What you have to do
In the records below, find each line holding the word "USDJPY" and copy it.

Interface dataset entries:
·····

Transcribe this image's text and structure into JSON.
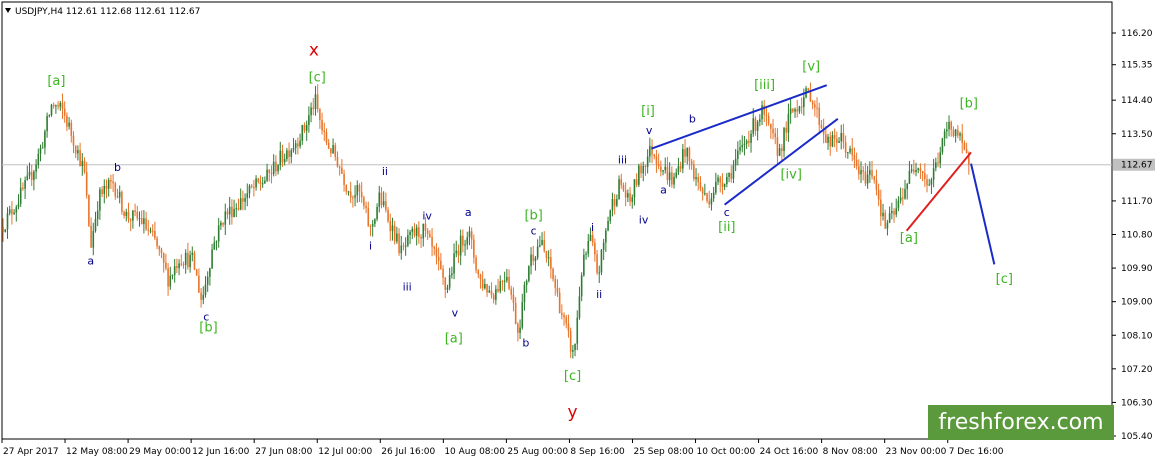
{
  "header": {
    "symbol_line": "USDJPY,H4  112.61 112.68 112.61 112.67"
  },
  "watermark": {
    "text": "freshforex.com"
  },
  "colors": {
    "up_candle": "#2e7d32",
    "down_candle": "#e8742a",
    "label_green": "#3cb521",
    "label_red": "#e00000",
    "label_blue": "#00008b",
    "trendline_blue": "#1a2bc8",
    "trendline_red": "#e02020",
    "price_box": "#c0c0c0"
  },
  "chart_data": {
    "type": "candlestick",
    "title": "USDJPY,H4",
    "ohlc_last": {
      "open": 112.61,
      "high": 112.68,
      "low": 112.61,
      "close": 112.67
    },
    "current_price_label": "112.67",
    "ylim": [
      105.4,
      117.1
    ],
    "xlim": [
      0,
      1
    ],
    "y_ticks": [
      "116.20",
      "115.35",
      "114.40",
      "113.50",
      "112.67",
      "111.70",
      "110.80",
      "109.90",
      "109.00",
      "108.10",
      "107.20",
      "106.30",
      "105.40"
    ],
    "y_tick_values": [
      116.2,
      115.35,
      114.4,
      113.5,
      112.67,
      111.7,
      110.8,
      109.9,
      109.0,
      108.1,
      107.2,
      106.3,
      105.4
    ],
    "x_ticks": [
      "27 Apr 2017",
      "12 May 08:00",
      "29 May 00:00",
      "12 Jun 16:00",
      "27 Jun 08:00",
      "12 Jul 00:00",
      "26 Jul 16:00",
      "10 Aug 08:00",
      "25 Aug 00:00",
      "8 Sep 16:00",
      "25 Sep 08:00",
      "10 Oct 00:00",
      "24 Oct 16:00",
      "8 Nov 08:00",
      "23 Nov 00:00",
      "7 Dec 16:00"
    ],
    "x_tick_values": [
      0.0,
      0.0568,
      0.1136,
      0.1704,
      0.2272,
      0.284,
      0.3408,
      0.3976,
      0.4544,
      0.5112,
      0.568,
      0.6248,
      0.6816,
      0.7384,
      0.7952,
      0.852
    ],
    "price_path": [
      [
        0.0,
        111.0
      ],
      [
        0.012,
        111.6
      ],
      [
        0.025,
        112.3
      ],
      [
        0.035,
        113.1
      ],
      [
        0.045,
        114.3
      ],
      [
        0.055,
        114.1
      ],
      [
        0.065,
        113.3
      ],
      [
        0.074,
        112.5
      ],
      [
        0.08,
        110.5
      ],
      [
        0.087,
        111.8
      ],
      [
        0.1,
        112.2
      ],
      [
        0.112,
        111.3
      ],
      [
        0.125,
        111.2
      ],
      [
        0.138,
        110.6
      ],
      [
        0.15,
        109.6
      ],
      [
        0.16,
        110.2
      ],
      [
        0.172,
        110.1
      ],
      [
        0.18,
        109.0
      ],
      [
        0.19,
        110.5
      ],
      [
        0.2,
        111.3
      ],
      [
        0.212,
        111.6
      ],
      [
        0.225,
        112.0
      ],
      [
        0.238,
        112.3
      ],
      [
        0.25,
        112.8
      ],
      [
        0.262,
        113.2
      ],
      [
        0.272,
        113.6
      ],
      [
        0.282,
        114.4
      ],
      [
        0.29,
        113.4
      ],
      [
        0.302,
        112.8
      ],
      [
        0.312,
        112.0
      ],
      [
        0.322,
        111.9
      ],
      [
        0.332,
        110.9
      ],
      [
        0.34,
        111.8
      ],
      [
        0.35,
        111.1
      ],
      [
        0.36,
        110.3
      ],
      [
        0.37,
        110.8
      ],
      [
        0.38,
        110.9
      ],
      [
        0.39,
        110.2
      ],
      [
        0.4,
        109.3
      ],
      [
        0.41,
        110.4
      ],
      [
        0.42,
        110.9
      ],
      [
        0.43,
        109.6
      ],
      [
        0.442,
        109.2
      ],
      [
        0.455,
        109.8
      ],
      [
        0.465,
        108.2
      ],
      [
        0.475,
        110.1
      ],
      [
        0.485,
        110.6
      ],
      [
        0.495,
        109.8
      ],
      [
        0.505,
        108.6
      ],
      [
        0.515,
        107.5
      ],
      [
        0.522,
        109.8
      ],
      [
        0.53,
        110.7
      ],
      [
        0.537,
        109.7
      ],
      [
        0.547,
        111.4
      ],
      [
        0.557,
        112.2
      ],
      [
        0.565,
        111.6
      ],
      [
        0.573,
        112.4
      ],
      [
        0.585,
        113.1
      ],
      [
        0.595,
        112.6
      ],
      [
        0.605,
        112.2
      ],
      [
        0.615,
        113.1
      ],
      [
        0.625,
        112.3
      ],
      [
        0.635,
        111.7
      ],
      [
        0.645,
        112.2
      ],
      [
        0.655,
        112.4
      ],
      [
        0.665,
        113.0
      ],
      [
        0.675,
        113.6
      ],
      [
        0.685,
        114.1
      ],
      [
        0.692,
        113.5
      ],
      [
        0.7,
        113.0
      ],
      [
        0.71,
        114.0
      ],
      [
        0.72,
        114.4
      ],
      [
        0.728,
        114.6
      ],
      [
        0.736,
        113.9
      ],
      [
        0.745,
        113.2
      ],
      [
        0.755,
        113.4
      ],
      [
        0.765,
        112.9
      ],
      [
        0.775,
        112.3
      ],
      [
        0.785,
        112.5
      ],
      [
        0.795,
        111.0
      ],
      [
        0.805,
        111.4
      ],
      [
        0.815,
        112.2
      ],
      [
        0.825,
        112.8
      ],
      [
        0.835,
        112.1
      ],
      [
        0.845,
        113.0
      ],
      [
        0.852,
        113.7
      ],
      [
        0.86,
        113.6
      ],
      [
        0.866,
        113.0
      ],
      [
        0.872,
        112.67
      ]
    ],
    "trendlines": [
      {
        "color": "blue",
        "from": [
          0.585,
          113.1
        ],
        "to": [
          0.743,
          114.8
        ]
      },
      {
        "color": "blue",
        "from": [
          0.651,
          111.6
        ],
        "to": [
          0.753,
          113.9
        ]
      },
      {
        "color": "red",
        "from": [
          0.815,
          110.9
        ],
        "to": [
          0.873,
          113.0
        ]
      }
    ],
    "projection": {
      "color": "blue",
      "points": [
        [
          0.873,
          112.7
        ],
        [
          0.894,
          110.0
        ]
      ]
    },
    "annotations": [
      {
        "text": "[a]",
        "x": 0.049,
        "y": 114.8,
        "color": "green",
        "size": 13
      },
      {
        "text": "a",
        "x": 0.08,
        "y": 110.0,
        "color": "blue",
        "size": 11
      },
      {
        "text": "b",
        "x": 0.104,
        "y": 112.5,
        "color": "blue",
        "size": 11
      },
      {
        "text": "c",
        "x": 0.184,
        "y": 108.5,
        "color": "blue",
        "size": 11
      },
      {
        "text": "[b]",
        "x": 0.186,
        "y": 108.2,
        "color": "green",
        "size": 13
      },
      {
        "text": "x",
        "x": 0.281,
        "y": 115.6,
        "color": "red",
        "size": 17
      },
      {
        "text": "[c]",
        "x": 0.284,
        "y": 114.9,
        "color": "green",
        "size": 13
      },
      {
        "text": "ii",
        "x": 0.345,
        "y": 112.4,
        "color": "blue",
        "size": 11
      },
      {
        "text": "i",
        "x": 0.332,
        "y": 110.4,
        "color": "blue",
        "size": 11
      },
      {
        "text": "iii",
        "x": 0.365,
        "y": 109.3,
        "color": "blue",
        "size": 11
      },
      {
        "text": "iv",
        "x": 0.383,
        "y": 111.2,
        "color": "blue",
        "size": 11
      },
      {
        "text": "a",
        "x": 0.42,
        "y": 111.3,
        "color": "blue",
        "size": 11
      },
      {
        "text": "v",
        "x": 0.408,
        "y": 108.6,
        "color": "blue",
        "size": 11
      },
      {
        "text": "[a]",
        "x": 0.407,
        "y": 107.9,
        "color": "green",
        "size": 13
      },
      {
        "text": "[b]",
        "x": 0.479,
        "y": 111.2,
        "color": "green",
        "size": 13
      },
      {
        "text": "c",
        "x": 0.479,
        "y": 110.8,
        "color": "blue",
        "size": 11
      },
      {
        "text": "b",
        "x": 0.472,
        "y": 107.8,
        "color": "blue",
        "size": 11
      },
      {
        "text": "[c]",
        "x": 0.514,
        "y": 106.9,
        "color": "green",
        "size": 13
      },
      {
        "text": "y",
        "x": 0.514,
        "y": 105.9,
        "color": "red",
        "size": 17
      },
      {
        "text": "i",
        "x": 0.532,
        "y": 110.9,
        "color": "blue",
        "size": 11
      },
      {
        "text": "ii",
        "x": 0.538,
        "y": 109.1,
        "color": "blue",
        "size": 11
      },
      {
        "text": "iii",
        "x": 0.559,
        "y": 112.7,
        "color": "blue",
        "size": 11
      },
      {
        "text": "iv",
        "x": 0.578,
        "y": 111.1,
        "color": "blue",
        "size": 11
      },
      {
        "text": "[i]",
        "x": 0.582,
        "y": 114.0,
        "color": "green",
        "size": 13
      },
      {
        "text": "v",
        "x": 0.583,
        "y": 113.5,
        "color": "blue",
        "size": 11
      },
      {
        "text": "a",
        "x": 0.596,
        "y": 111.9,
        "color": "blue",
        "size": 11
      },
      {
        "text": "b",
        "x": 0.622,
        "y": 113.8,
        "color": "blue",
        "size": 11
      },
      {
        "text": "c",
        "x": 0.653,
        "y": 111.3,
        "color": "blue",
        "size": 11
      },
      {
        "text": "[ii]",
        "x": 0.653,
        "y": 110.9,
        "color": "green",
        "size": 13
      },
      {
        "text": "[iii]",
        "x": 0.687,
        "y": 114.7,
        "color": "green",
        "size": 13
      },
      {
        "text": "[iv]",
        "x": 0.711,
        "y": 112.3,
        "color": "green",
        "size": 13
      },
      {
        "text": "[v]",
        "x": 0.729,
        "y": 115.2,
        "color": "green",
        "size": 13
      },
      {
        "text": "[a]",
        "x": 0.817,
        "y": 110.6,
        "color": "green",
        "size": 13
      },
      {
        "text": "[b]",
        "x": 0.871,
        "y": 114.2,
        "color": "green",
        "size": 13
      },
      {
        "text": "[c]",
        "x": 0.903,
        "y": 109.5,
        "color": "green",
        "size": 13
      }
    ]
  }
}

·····

Finished exercise
    "symbol_line": "USDJPY,H4  112.61 112.68 112.61 112.67"
    "title": "USDJPY,H4",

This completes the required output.